## ASSIGNMENT
For the word "hustle", find each line in the entries where it occurs and copy that line.

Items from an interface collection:
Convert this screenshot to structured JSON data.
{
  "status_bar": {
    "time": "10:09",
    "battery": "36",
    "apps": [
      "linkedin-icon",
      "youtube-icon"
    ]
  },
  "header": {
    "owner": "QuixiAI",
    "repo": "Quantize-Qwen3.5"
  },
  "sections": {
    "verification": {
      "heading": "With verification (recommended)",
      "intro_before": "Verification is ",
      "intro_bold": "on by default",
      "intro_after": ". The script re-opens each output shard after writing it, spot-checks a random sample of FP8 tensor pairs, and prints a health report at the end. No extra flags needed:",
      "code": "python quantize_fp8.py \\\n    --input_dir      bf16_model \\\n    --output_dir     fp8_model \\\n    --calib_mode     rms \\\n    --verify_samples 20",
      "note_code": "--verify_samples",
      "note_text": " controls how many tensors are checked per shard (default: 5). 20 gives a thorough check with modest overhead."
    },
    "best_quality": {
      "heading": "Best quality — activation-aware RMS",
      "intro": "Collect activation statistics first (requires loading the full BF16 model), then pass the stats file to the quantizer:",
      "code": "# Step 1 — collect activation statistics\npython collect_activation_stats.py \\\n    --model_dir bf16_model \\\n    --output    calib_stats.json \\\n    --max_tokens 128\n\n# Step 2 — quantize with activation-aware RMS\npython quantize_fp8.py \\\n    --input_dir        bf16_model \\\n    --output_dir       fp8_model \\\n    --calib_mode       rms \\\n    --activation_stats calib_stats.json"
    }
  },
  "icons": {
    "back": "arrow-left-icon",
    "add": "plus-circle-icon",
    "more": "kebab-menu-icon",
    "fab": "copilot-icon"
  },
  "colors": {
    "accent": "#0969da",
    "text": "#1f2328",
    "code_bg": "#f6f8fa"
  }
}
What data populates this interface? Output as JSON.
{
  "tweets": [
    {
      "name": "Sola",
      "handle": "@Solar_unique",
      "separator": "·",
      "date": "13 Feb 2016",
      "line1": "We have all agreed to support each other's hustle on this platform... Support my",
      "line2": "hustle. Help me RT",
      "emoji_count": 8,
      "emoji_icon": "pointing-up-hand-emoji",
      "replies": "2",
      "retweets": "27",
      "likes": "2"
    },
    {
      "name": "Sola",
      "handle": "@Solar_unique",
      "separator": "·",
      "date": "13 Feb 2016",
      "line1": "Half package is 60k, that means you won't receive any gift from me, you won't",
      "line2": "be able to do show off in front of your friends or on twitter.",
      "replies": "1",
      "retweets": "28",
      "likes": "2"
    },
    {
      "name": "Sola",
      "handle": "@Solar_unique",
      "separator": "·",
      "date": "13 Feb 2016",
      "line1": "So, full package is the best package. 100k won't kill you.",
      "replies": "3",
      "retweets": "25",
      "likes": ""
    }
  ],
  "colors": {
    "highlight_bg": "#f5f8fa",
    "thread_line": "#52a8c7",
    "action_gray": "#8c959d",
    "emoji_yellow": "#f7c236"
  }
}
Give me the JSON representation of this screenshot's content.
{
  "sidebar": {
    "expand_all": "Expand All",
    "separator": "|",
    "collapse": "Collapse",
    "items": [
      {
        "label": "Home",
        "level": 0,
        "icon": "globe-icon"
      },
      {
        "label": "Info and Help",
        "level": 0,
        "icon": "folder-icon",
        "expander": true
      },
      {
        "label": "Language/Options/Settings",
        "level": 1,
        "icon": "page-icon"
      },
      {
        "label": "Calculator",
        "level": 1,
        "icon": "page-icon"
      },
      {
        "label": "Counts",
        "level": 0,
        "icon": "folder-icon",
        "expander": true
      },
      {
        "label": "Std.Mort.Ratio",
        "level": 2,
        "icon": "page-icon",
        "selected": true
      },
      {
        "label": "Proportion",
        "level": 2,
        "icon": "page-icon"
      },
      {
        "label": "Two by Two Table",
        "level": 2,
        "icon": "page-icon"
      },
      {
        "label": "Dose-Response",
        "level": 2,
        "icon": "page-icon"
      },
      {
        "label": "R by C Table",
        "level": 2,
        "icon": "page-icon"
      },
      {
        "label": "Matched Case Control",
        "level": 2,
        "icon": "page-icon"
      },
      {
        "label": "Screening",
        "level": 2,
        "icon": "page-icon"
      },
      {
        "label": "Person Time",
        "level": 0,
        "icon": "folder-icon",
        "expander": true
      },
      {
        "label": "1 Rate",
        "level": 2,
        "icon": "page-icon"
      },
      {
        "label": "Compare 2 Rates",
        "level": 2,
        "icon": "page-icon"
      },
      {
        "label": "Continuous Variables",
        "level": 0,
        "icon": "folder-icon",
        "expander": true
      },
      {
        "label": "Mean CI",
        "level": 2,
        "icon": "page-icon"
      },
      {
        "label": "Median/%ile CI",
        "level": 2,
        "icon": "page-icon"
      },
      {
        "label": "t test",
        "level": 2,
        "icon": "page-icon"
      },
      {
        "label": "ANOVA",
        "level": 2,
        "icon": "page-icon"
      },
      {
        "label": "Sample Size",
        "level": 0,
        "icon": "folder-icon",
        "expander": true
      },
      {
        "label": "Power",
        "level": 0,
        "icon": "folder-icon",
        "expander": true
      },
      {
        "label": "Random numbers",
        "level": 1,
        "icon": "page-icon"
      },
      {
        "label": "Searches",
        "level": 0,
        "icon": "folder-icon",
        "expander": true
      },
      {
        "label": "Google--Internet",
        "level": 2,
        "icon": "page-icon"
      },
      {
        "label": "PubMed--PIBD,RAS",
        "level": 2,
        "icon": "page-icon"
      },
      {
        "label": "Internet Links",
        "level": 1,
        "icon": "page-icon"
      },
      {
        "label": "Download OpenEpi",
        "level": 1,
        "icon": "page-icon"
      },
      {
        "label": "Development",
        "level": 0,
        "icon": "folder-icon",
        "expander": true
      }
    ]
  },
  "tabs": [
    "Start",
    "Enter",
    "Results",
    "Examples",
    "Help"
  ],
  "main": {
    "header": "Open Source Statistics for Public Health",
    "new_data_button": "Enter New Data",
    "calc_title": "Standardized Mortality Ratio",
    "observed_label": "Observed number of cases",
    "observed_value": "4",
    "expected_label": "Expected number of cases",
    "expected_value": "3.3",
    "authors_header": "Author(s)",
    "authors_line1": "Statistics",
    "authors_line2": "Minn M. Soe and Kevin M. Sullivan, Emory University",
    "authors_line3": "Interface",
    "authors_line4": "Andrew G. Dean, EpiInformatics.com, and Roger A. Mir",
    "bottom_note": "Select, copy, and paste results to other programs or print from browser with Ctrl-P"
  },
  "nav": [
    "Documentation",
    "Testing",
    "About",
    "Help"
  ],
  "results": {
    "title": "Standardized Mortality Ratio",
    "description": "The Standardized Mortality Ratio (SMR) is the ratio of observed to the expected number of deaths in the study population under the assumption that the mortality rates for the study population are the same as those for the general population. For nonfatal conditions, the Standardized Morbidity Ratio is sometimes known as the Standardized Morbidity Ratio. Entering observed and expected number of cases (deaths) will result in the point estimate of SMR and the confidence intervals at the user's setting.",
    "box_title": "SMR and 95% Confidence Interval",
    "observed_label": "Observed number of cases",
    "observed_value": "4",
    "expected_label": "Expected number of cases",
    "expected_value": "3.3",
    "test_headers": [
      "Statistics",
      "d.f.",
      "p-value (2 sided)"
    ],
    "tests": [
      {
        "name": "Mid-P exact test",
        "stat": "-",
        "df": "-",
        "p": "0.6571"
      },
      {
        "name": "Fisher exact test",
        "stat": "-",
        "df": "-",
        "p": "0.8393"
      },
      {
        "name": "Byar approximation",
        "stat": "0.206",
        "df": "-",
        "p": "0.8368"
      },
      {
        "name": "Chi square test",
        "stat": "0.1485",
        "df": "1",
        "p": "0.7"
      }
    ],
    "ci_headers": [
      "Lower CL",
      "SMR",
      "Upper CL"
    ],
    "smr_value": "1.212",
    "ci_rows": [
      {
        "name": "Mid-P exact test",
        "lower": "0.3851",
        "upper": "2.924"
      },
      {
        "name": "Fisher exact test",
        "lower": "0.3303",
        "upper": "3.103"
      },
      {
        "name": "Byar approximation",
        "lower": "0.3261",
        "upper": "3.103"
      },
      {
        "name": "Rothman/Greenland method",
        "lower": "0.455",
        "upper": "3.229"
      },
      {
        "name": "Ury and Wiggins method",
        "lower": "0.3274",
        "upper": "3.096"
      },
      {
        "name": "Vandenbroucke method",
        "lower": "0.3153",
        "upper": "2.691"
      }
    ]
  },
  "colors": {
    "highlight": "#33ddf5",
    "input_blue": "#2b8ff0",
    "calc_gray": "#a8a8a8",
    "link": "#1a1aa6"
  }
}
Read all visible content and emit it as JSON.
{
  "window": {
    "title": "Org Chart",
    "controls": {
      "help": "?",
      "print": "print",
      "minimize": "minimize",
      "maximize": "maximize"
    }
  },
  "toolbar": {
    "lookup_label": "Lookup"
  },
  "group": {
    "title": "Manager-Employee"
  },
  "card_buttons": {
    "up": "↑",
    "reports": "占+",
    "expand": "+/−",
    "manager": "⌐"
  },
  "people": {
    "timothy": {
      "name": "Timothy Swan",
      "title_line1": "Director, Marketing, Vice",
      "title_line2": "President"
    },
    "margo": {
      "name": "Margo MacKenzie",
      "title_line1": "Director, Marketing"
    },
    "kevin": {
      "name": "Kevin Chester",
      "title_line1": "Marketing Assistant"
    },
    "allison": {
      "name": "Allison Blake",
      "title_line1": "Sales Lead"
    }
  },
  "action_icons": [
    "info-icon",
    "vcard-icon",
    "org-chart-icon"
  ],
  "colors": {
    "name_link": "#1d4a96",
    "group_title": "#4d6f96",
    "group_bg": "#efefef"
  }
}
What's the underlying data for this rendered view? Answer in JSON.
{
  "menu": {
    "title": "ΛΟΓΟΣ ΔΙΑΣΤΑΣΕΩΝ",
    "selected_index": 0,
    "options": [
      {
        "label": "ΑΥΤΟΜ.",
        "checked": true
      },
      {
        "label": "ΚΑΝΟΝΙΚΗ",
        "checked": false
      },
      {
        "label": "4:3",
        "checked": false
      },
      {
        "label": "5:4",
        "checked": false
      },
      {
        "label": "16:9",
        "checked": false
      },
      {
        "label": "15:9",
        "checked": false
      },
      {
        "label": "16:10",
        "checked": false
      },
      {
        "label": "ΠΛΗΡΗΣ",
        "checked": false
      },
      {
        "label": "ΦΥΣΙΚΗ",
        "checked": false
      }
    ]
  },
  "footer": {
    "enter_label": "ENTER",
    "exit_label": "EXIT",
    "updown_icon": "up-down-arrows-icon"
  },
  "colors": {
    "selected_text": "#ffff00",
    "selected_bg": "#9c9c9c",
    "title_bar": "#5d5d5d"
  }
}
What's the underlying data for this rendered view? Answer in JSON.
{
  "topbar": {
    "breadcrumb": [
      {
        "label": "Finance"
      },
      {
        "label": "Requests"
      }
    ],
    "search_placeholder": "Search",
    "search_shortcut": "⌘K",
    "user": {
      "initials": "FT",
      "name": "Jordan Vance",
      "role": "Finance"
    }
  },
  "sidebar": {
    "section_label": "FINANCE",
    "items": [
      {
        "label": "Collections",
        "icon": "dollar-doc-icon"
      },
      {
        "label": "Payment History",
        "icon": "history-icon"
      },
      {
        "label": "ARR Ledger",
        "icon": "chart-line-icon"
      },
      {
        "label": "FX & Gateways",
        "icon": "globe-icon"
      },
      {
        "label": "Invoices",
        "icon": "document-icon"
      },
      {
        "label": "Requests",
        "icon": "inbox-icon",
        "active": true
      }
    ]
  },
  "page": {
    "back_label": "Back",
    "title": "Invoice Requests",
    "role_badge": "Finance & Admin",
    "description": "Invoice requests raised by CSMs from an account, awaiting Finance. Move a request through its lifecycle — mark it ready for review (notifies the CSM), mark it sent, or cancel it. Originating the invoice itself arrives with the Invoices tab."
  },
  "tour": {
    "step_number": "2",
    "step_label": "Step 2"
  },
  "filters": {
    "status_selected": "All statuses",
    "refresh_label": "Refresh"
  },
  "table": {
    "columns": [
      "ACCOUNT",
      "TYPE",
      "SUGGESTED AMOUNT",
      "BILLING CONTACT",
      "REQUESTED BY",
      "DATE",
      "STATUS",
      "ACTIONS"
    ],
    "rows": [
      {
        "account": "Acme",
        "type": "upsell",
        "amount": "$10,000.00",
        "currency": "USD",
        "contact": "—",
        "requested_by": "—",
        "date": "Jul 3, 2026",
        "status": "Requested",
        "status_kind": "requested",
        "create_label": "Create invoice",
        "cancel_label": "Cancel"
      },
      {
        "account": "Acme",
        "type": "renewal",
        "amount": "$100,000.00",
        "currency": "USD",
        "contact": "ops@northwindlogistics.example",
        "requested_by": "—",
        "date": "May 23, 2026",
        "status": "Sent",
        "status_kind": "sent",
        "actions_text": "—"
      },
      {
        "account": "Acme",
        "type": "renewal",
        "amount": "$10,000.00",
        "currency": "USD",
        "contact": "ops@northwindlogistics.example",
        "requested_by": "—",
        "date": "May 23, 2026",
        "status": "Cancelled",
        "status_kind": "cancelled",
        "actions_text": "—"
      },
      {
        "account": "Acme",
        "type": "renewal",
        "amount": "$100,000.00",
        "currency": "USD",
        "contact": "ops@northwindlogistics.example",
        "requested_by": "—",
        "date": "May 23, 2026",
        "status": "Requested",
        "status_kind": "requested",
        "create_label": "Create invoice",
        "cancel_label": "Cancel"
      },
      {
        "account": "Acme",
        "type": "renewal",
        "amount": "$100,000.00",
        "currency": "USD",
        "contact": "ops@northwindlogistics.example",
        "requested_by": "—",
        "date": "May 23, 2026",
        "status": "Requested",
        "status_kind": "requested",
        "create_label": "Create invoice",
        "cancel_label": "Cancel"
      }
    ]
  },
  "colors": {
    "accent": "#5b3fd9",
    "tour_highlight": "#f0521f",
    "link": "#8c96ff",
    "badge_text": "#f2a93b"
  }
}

## PROBLEM SOLUTION
      "line1": "We have all agreed to support each other's hustle on this platform... Support my",
      "line2": "hustle. Help me RT",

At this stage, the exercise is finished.